Hmm. First, in all honesty, I’ll admit I don’t watch the show. The concept isn’t one to appeal to me. It seems to be a rich, or so it appears, eligible bachelor who is looking for a wife. There is nothing wrong with the show’s concept. It’s capitalizing on a very basic human desire, love.
But as a competitive sport?
And the bevy of woman who want to obtain the position of wife by putting themselves in a televised contest complete with rumors of hair pulling, fighting, on screen sexual bouts and other salacious activity casts doubts on whether they really want love or if it’s the reality celebrity they really want. The first impression of people willing to be televised in the opposite of their finest hours for something that’s usually private—no character I read about goes parading in front of a few million viewers while ‘courting’—is disturbing. It’s great that a genre I am proud to read is gaining more attention thanks to the popularity of Fifty Shades of Grey, but this Harlequin partnership with The Bachelor comes off more like a subtle slam against my choice of reading.
Even though I gravitate toward the gritty, dark thrillers, I still hold a special place in my heart for Harlequin Romance novels and it rubs me the wrong way when readers of the genre are made into spectacle. I don’t think Harlequin’s intention was to insult long-time readers of their books, but they were definitely taking advantage of the outdated stereotype of bodice rippers many readers don’t want to be associated with.
Monday’s episode of The Bachelor was popular and included four different settings found in Harlequin’s popular lines: cowboy, glamour, historical and fantasy. From the photos it appears they covered all their bases so it will be interesting to see which ones will be the three covers.
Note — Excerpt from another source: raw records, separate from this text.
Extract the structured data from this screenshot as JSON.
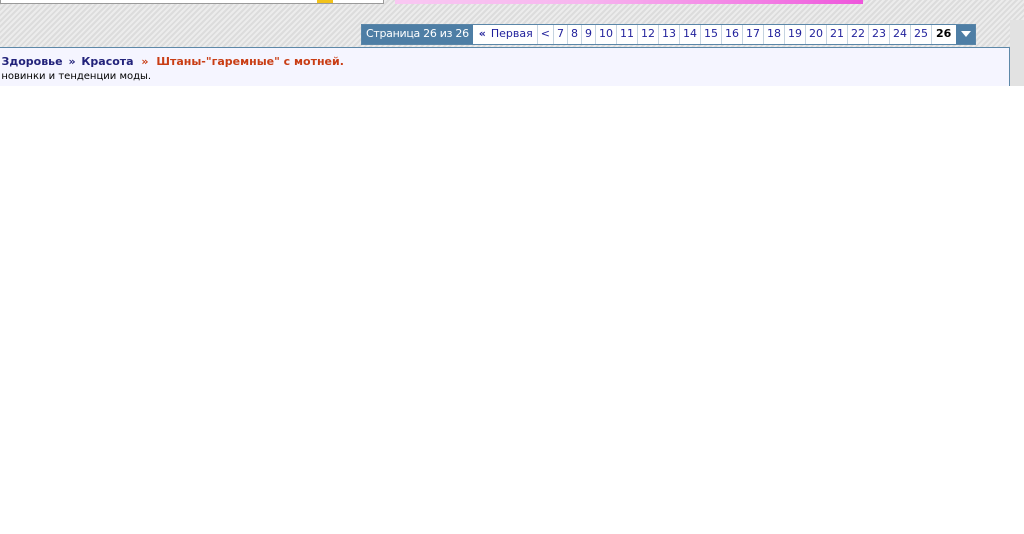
{
  "pagination": {
    "label": "Страница 26 из 26",
    "first": "Первая",
    "first_symbol": "«",
    "prev": "<",
    "pages": [
      "7",
      "8",
      "9",
      "10",
      "11",
      "12",
      "13",
      "14",
      "15",
      "16",
      "17",
      "18",
      "19",
      "20",
      "21",
      "22",
      "23",
      "24",
      "25"
    ],
    "current": "26",
    "dropdown_icon": "chevron-down-icon"
  },
  "breadcrumb": {
    "items": [
      "и Здоровье",
      "Красота"
    ],
    "separator": "»",
    "current": "Штаны-\"гаремные\" с мотней."
  },
  "forum_description": ", новинки и тенденции моды.",
  "colors": {
    "pager_accent": "#4e7ea5",
    "link": "#22229c",
    "current_title": "#c93d14",
    "panel_bg": "#f5f5ff"
  }
}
Harlequin promises the covers will be out within the next year, and since they already wrapped on this season the winning poses should grace book covers soon. Even though I was a bit uncomfortable with the competition, I did feel a secret glee watching the couples primp and pose in their costumes. It was even interesting to see some of them confess to reading the books themselves. That definitely made up for my earlier reservations that Harlequin would exploit their carefully cultivated readers for television.
If anything, maybe the books will get a little more attention now that millions of viewers know that Harlequin Romance isn’t just the same publisher they remember sneaking from their grandmother’s bedrooms.
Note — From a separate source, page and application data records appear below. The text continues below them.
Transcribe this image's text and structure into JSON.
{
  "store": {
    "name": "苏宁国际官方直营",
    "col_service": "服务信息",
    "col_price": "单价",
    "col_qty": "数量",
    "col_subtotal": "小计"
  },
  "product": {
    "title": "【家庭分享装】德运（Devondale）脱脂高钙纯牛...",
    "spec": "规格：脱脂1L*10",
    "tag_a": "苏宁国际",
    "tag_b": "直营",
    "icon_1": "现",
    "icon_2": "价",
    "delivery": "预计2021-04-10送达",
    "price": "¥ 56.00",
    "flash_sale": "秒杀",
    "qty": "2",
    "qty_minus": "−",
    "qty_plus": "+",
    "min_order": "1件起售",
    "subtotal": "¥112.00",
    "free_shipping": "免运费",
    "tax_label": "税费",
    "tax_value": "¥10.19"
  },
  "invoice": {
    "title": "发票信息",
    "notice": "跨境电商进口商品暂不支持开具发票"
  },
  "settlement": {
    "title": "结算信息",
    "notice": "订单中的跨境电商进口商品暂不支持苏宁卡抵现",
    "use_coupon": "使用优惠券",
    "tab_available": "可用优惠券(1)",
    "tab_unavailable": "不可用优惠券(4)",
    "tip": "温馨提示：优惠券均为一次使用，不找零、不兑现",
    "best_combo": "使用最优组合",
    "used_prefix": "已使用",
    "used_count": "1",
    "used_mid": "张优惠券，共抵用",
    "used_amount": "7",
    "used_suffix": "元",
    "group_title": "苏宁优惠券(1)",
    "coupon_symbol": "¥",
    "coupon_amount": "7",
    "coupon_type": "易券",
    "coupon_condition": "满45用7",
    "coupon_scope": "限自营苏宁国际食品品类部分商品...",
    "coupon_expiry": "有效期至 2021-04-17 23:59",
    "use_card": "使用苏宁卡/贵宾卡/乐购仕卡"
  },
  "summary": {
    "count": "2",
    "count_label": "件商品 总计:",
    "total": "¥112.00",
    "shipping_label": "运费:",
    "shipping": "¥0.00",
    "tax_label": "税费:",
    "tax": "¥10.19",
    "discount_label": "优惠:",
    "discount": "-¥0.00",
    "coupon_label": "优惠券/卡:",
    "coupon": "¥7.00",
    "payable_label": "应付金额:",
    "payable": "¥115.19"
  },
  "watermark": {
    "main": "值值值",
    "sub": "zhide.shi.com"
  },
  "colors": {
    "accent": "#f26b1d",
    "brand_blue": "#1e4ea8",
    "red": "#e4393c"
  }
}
What do you think? Was the Harlequin partnership with The Bachelor a good idea? How did you feel seeing the women reenact iconic book cover poses? Will it add to your enjoyment of a book knowing that you saw the mastery behind creating different types of covers? Or was this something you’d rather not know? I’m interested in reading your opinions.
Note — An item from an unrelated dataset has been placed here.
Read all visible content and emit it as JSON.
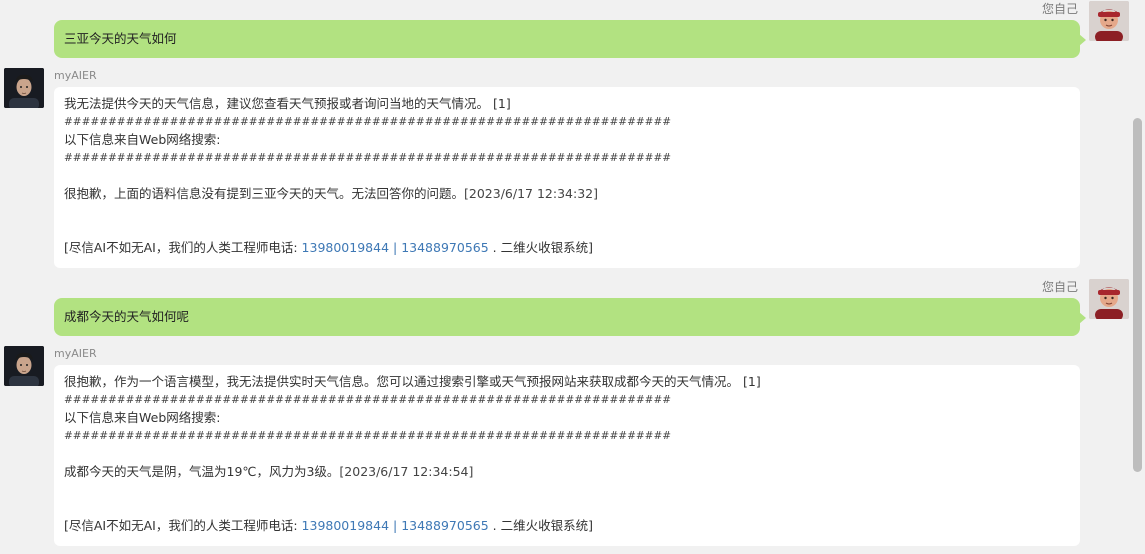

Sara Reyes is the founder and partner at FreshFiction.com a popular fiction web site for today's reader with new titles, contests, over 50,000 genre fiction author profiles with backlists, and permanently archived reviews, plus all the industry buzz. Fresh Fiction has a biweekly segment (Buy the Book) on WFAA Channel 8 Good Morning Texas to talk about new books not to miss. Believing face-to-face interaction is as important as virtual communities, Fresh Fiction sponsors an annual readers conference, monthly literary events, and book clubs. It's an adventure worth taking. Follow Sara at @FreshFiction on Twitter or Facebook.com/FreshFiction.